_PROVIDED DATA_:
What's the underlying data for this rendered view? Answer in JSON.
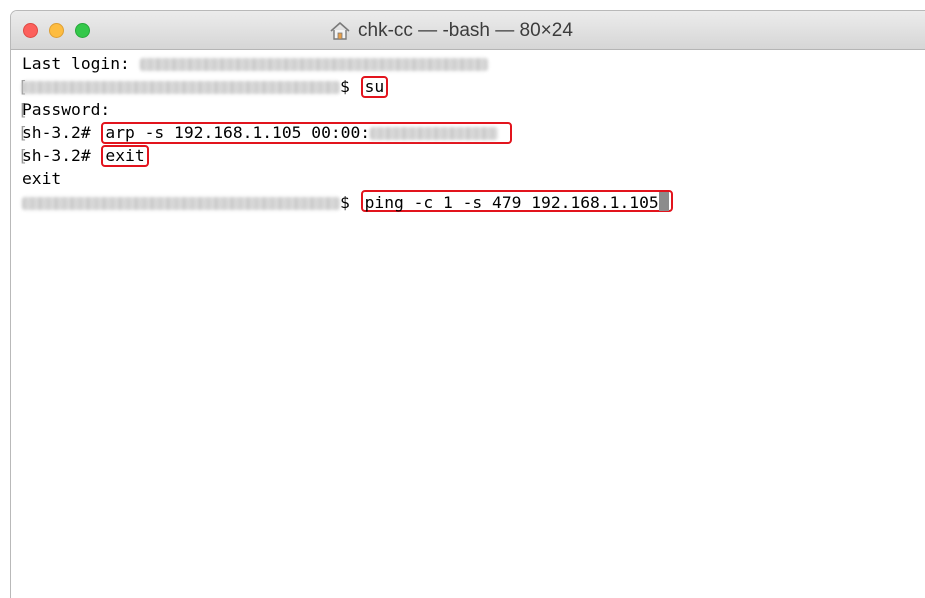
{
  "window": {
    "title": "chk-cc — -bash — 80×24",
    "icon": "home-icon"
  },
  "terminal": {
    "line1_label": "Last login: ",
    "prompt_symbol": "$ ",
    "cmd_su": "su",
    "password_label": "Password:",
    "root_prompt": "sh-3.2# ",
    "cmd_arp": "arp -s 192.168.1.105 00:00:",
    "cmd_exit": "exit",
    "exit_output": "exit",
    "cmd_ping": "ping -c 1 -s 479 192.168.1.105"
  },
  "colors": {
    "highlight_border": "#e2141d",
    "close": "#fc605c",
    "minimize": "#fdbc40",
    "zoom": "#34c84a"
  }
}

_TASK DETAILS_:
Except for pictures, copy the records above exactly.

_RESPONSE TO THE TASK_:
What's the underlying data for this rendered view? Answer in JSON.
{
  "window": {
    "title": "chk-cc — -bash — 80×24",
    "icon": "home-icon"
  },
  "terminal": {
    "line1_label": "Last login: ",
    "prompt_symbol": "$ ",
    "cmd_su": "su",
    "password_label": "Password:",
    "root_prompt": "sh-3.2# ",
    "cmd_arp": "arp -s 192.168.1.105 00:00:",
    "cmd_exit": "exit",
    "exit_output": "exit",
    "cmd_ping": "ping -c 1 -s 479 192.168.1.105"
  },
  "colors": {
    "highlight_border": "#e2141d",
    "close": "#fc605c",
    "minimize": "#fdbc40",
    "zoom": "#34c84a"
  }
}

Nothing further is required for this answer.